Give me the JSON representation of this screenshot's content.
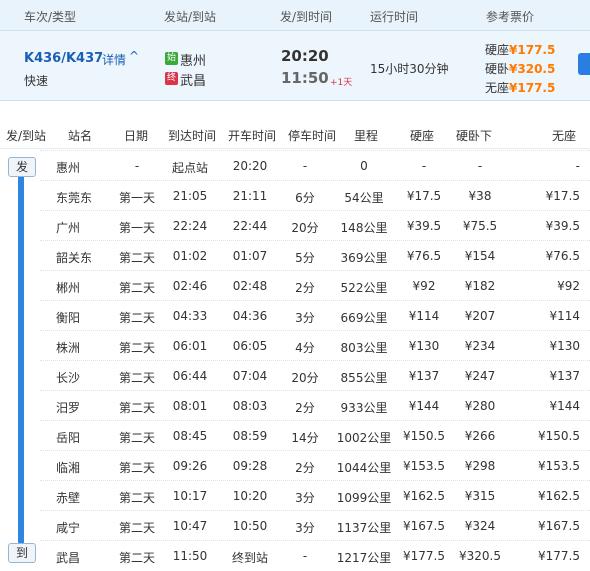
{
  "header": {
    "train_label": "车次/类型",
    "station_label": "发站/到站",
    "time_label": "发/到时间",
    "duration_label": "运行时间",
    "price_label": "参考票价"
  },
  "train": {
    "number": "K436/K437",
    "detail_link": "详情",
    "type": "快速",
    "from_badge": "始",
    "from_station": "惠州",
    "to_badge": "终",
    "to_station": "武昌",
    "depart_time": "20:20",
    "arrive_time": "11:50",
    "plus_day": "+1天",
    "duration": "15小时30分钟",
    "prices": [
      {
        "label": "硬座",
        "value": "¥177.5"
      },
      {
        "label": "硬卧",
        "value": "¥320.5"
      },
      {
        "label": "无座",
        "value": "¥177.5"
      }
    ],
    "badge_colors": {
      "from": "#3aa93a",
      "to": "#d9344a"
    }
  },
  "table": {
    "headers": {
      "mark": "发/到站",
      "name": "站名",
      "day": "日期",
      "arrive": "到达时间",
      "depart": "开车时间",
      "stop": "停车时间",
      "distance": "里程",
      "hard_seat": "硬座",
      "hard_sleeper": "硬卧下",
      "no_seat": "无座"
    },
    "start_mark": "发",
    "end_mark": "到",
    "rows": [
      {
        "name": "惠州",
        "day": "-",
        "arrive": "起点站",
        "depart": "20:20",
        "stop": "-",
        "distance": "0",
        "hs": "-",
        "hw": "-",
        "ws": "-"
      },
      {
        "name": "东莞东",
        "day": "第一天",
        "arrive": "21:05",
        "depart": "21:11",
        "stop": "6分",
        "distance": "54公里",
        "hs": "¥17.5",
        "hw": "¥38",
        "ws": "¥17.5"
      },
      {
        "name": "广州",
        "day": "第一天",
        "arrive": "22:24",
        "depart": "22:44",
        "stop": "20分",
        "distance": "148公里",
        "hs": "¥39.5",
        "hw": "¥75.5",
        "ws": "¥39.5"
      },
      {
        "name": "韶关东",
        "day": "第二天",
        "arrive": "01:02",
        "depart": "01:07",
        "stop": "5分",
        "distance": "369公里",
        "hs": "¥76.5",
        "hw": "¥154",
        "ws": "¥76.5"
      },
      {
        "name": "郴州",
        "day": "第二天",
        "arrive": "02:46",
        "depart": "02:48",
        "stop": "2分",
        "distance": "522公里",
        "hs": "¥92",
        "hw": "¥182",
        "ws": "¥92"
      },
      {
        "name": "衡阳",
        "day": "第二天",
        "arrive": "04:33",
        "depart": "04:36",
        "stop": "3分",
        "distance": "669公里",
        "hs": "¥114",
        "hw": "¥207",
        "ws": "¥114"
      },
      {
        "name": "株洲",
        "day": "第二天",
        "arrive": "06:01",
        "depart": "06:05",
        "stop": "4分",
        "distance": "803公里",
        "hs": "¥130",
        "hw": "¥234",
        "ws": "¥130"
      },
      {
        "name": "长沙",
        "day": "第二天",
        "arrive": "06:44",
        "depart": "07:04",
        "stop": "20分",
        "distance": "855公里",
        "hs": "¥137",
        "hw": "¥247",
        "ws": "¥137"
      },
      {
        "name": "汨罗",
        "day": "第二天",
        "arrive": "08:01",
        "depart": "08:03",
        "stop": "2分",
        "distance": "933公里",
        "hs": "¥144",
        "hw": "¥280",
        "ws": "¥144"
      },
      {
        "name": "岳阳",
        "day": "第二天",
        "arrive": "08:45",
        "depart": "08:59",
        "stop": "14分",
        "distance": "1002公里",
        "hs": "¥150.5",
        "hw": "¥266",
        "ws": "¥150.5"
      },
      {
        "name": "临湘",
        "day": "第二天",
        "arrive": "09:26",
        "depart": "09:28",
        "stop": "2分",
        "distance": "1044公里",
        "hs": "¥153.5",
        "hw": "¥298",
        "ws": "¥153.5"
      },
      {
        "name": "赤壁",
        "day": "第二天",
        "arrive": "10:17",
        "depart": "10:20",
        "stop": "3分",
        "distance": "1099公里",
        "hs": "¥162.5",
        "hw": "¥315",
        "ws": "¥162.5"
      },
      {
        "name": "咸宁",
        "day": "第二天",
        "arrive": "10:47",
        "depart": "10:50",
        "stop": "3分",
        "distance": "1137公里",
        "hs": "¥167.5",
        "hw": "¥324",
        "ws": "¥167.5"
      },
      {
        "name": "武昌",
        "day": "第二天",
        "arrive": "11:50",
        "depart": "终到站",
        "stop": "-",
        "distance": "1217公里",
        "hs": "¥177.5",
        "hw": "¥320.5",
        "ws": "¥177.5"
      }
    ]
  },
  "colors": {
    "accent": "#1a5fb4",
    "price": "#ff7a00",
    "route_line": "#2f86e0"
  }
}
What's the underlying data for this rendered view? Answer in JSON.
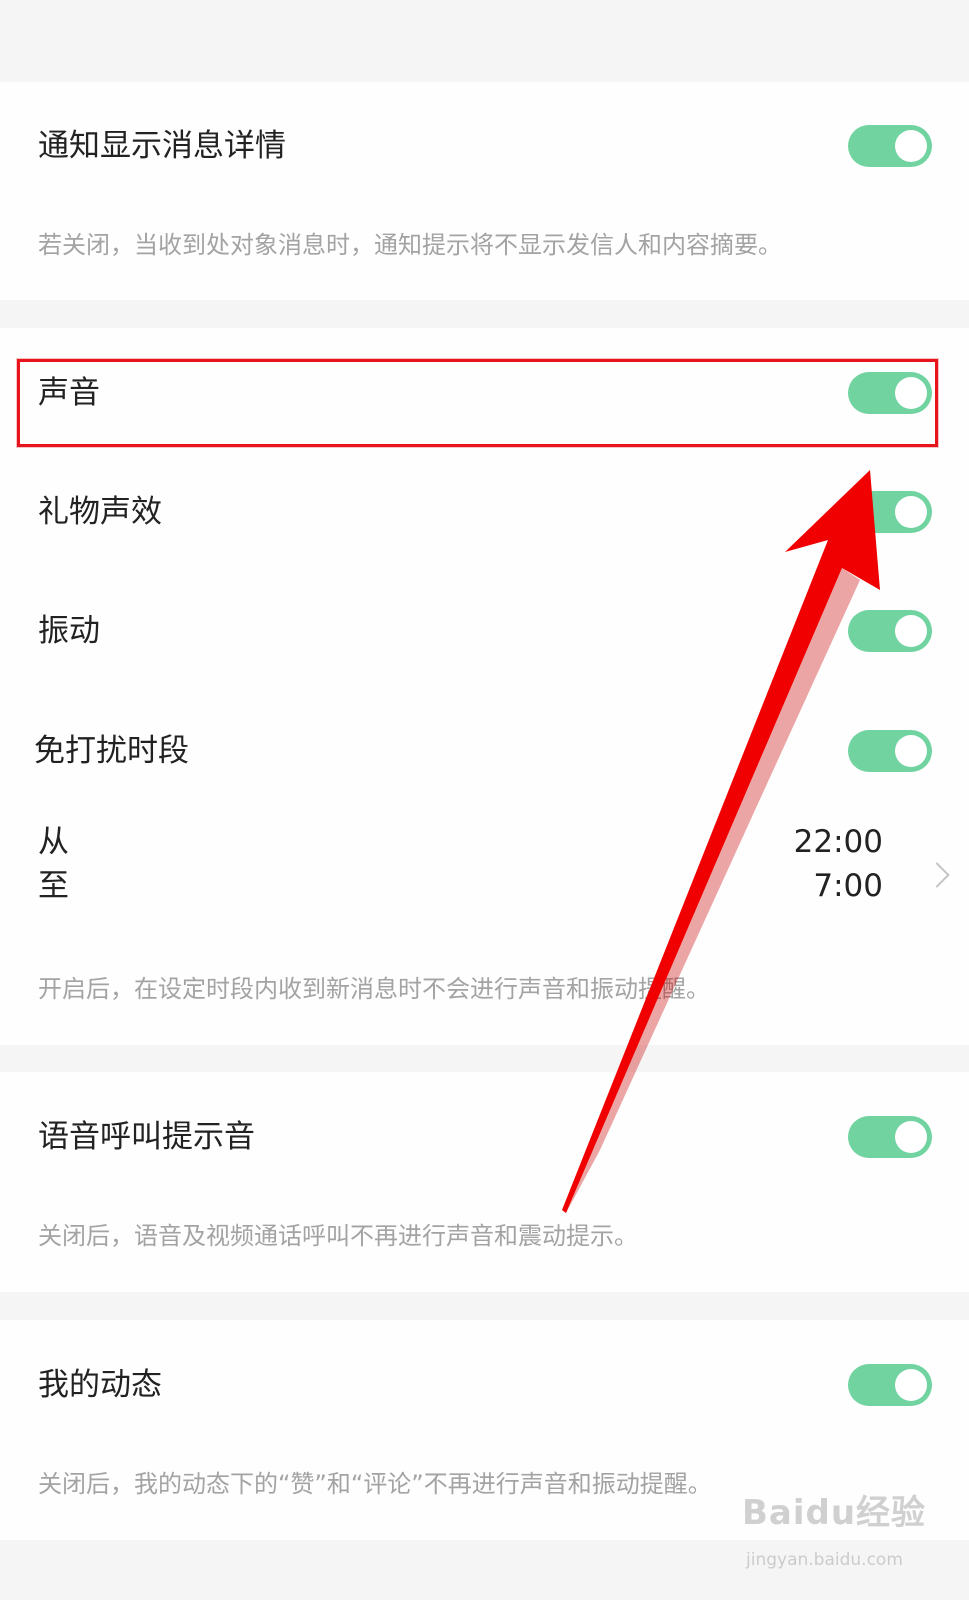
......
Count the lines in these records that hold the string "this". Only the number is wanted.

2